I just want to pause before I get into an actual discussion of the show to shout out D’Arcy Carden, who plays the afterlife’s omniscient, omnipresent and omnipotent helping hand Janet. Carden does a fabulous job with the character, is probably the best actor in the show and should definitely have won that Emmy for the episode Janet(s), where she plays the whole cast and it’s perfect.
I think one of the strongest points of the show is how it manages to critique stuff without being disrespectful. It doesn’t touch too much on religion, at least not directly, but it clearly has a lot to say about how nonsensical the finality of an afterlife where your actions over one lifetime determine your treatment for literal eternity is. It would have been good if it could have commented a tiny bit more directly on that, if only so it could hold Jude’s attention a bit better, but they also didn’t want the show to be a whole critique of just Christianity or something, which is what most people think of when they think about religion. I think it’s okay, since the whole show is basically a commentary on the whole idea of the afterlife. But it’s also a commentary on the idea that philosophy can inherently make you a good person—that’s part of the premise of a lot of the show, which kind of made me cringe at first because “being a good person” is really not the point of any branch of philosophy, and pretending that it is is really reductionist and kind of silly, but that all gets undermined pretty early when it becomes clear that while taking the time to understand the interplay between your choices and their consequences is definitely worth doing, actually being a good person is just about doing good stuff, not about reading a lot of Kant (thank God).

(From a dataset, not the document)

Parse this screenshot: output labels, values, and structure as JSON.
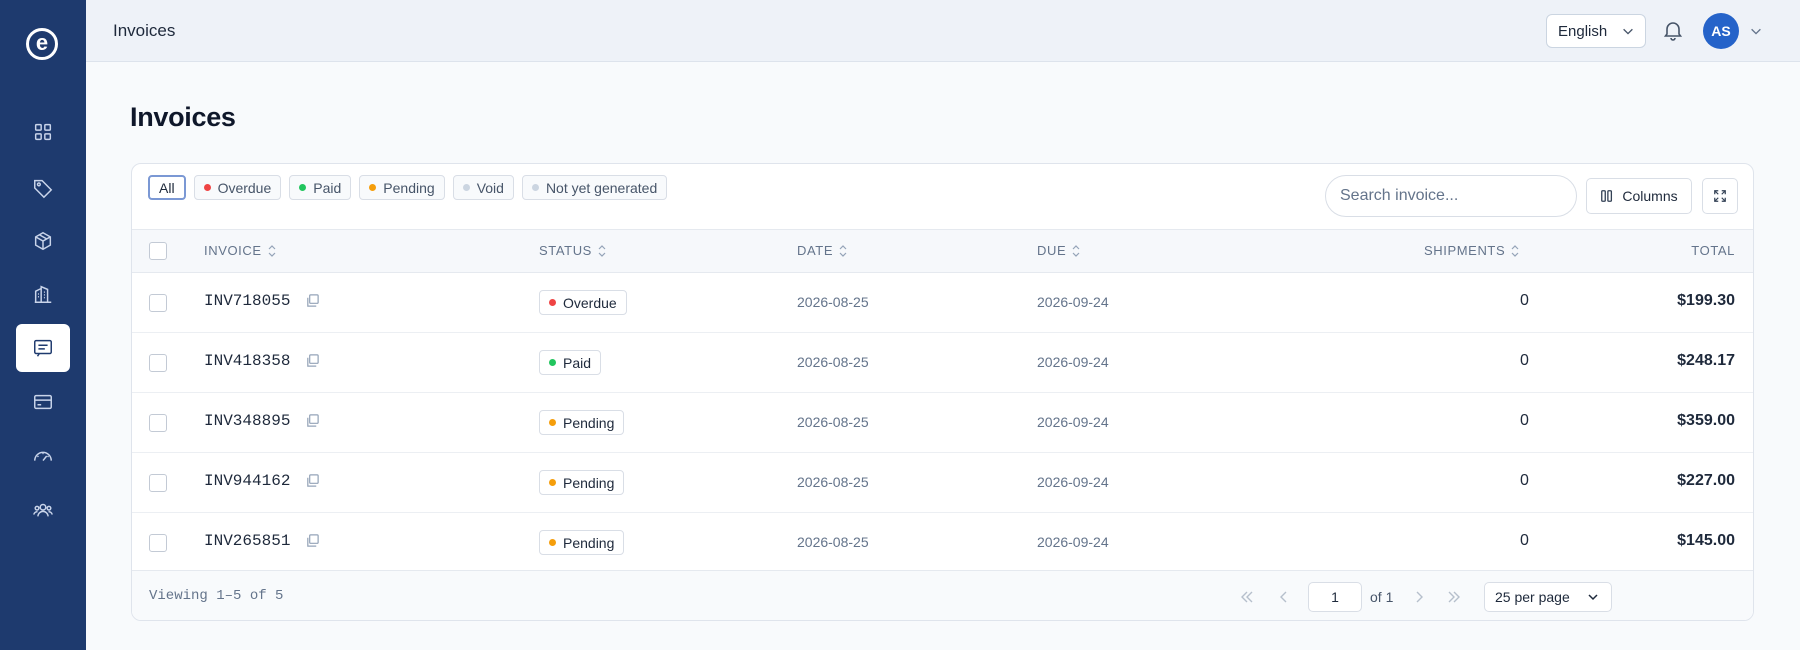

The other really strong element in the show, I think, is the way it handles relationships. It introduces this soulmate concept at the very beginning, which is then revealed to be bullshit, except that it kind of comes back later on in the form that you choose a soulmate, and it’s work, and honestly, I think that’s a really meaningful thing. It’s a really seductive idea, that the universe has picked out someone for each of us to be with in a fated way, and it’s really romantic to imagine finding that person, but relationships aren’t easy like that. You have to work just to maintain them, and if you want someone to be your soulmate, you have to put the effort in to make that happen. Even though Eleanor and Chidi are a boring heterosexual couple (in a show where the writers wer kind of tone-deaf when they flirted with Eleanor flirting Tahani in a way where it sometimes wasn’t clear if it was actually signalling queerness or just queerbaiting), watching them get together over and over again every time they lose their memories is really nice, because you get the sense that yes, they should be together, not because the universe fated it for them, but because they’re actively overcoming all these obstacles to be together. They really do deserve the happily ever after that they get.
In the end, the show earns a legitimately happy ending, in a way that’s really satisfying and leaves you feeling good about yourself and the show. And that more than anything is, I think, the highest praise I can give the show. It made me feel like, yes, everything really is fine.